Carol Ann Coryell, a longtime Republican activist in Northern Virginia who is directing the statewide campaign of Republican presidential candidate Jack Kemp, said Robertson will "certainly be a factor" next year even though rivals Vice President George Bush and Sen. Robert Dole (R-Kan.) enjoy far more popularity in the state.

"Robertson supporters are active in our PTAs, we go to church with them, we go to the same grocery stores," Coryell said. "All of the sudden, people in the party are nervous. It's the unknown. It's never happened before."

Eugene A. Delgaudio, a 32-year-old political consultant from Falls Church, traveled by bus with his wife and their three small children to be with Robertson today. Robertson's agenda, he said, "got me motivated, got me out of my chair to be here."

"There are other candidates, but on the three big issues -- the family, right to life and a strong economy -- Robertson's the clear choice," said Delgaudio, a lifelong Republican. Holding a "Fairfax for Pat" sign above his head, he added: "We're here for a fair shot at the presidential nomination. If not us, who? If not now, when?"

The convention participants paid $25 each to register and be eligible to vote in the straw poll, a fund-raising tactic that spokesmen for absent candidates criticized as a "poll tax."

"If the terms were fair, we'd participate," said Marvin Bush, the son of the vice president, who spent the weekend here. "My father's campaign is not about filling up buses and filling up exhibition halls."

Many of those who traveled to this Shenandoah Valley city to socialize and plot election strategy with their GOP brethren said they believed Robertson's chief weakness to be his somewhat narrow appeal to voters nationwide.

"You have to look for electability on a national scale," said Michael Holm, a ranking member of Alexandria's GOP committee. "Your mainstream Republican voter, the Republican activist in this state, is probably going to be for Bush or Dole."

Holm was one of a number of young professionals at Ingleside who said the state party is rebuilding after a series of electoral losses, a job made all the harder by a relative shortage of Republican officeholders. "We have absolutely got to win the governor's race next time," Holm said.

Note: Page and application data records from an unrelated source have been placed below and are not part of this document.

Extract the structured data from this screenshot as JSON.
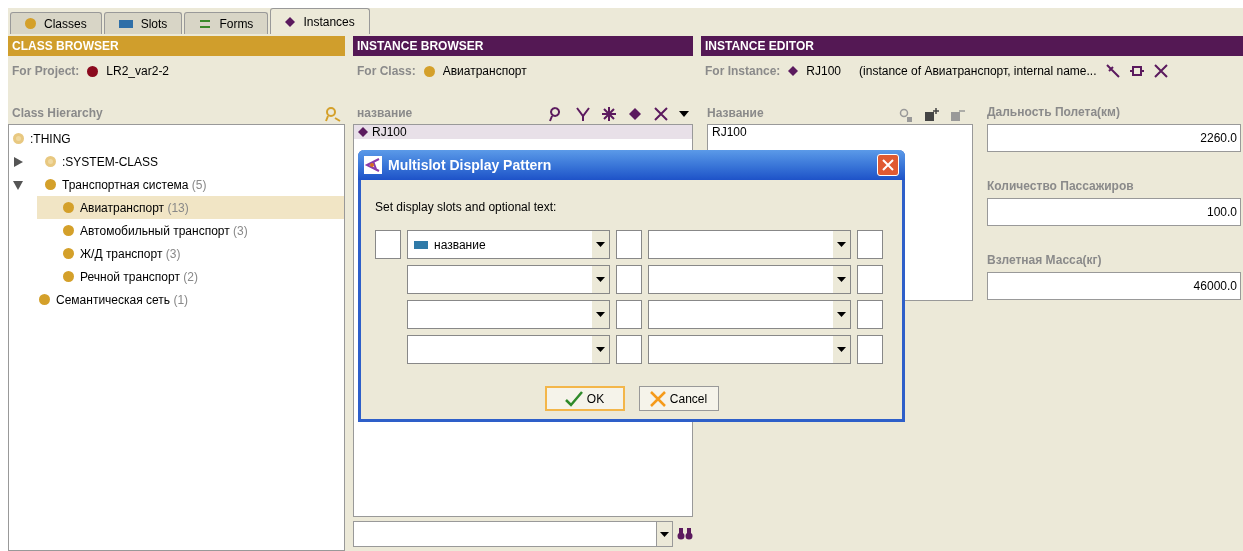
{
  "tabs": [
    {
      "label": "Classes",
      "kind": "class",
      "selected": false
    },
    {
      "label": "Slots",
      "kind": "slot",
      "selected": false
    },
    {
      "label": "Forms",
      "kind": "form",
      "selected": false
    },
    {
      "label": "Instances",
      "kind": "instance",
      "selected": true
    }
  ],
  "class_browser": {
    "title": "CLASS BROWSER",
    "project_label": "For Project:",
    "project": "LR2_var2-2",
    "hierarchy_label": "Class Hierarchy",
    "tree": [
      {
        "name": ":THING",
        "kind": "system",
        "children": [
          {
            "name": ":SYSTEM-CLASS",
            "kind": "system",
            "expanded": false
          },
          {
            "name": "Транспортная система",
            "count": "(5)",
            "kind": "class",
            "expanded": true,
            "children": [
              {
                "name": "Авиатранспорт",
                "count": "(13)",
                "kind": "class",
                "selected": true
              },
              {
                "name": "Автомобильный транспорт",
                "count": "(3)",
                "kind": "class",
                "selected": false
              },
              {
                "name": "Ж/Д транспорт",
                "count": "(3)",
                "kind": "class",
                "selected": false
              },
              {
                "name": "Речной транспорт",
                "count": "(2)",
                "kind": "class",
                "selected": false
              }
            ]
          },
          {
            "name": "Семантическая сеть",
            "count": "(1)",
            "kind": "class",
            "selected": false
          }
        ]
      }
    ]
  },
  "instance_browser": {
    "title": "INSTANCE BROWSER",
    "class_label": "For Class:",
    "class": "Авиатранспорт",
    "column": "название",
    "instances": [
      {
        "name": "RJ100",
        "selected": true
      }
    ]
  },
  "instance_editor": {
    "title": "INSTANCE EDITOR",
    "instance_label": "For Instance:",
    "instance": "RJ100",
    "description": "(instance of Авиатранспорт, internal name...",
    "name_label": "Название",
    "name_values": [
      "RJ100"
    ],
    "fields": [
      {
        "label": "Дальность Полета(км)",
        "value": "2260.0"
      },
      {
        "label": "Количество Пассажиров",
        "value": "100.0"
      },
      {
        "label": "Взлетная Масса(кг)",
        "value": "46000.0"
      }
    ]
  },
  "dialog": {
    "title": "Multislot Display Pattern",
    "prompt": "Set display slots and optional text:",
    "rows": [
      {
        "slot_a": "название",
        "slot_b": ""
      },
      {
        "slot_a": "",
        "slot_b": ""
      },
      {
        "slot_a": "",
        "slot_b": ""
      },
      {
        "slot_a": "",
        "slot_b": ""
      }
    ],
    "ok": "OK",
    "cancel": "Cancel"
  }
}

Before that race in 1989, however, comes what GOP leaders concede will be a tough contest against former Democratic governor Charles S. Robb for the Senate seat being vacated by Trible. Although there may be no shortage of GOP candidates next year -- three possibilities, retired Army general Jerry R. Curry, U.S. Customs Commissioner William von Raab and well-known party operative Andrew Wahlquist attended the convention luncheon today -- no one is expected quickly to match Robb's extraordinary appeal with voters.

"Chuck Robb is popular, but everybody has vulnerabilities," said William H. Stanhagen of Alexandria, who today announced his intention to retire from the Republican National Committee next year after 16 years.

"He was a baby-sitter governor, and we were asleep at the wheel for not taking him to task on it," Stanhagen added.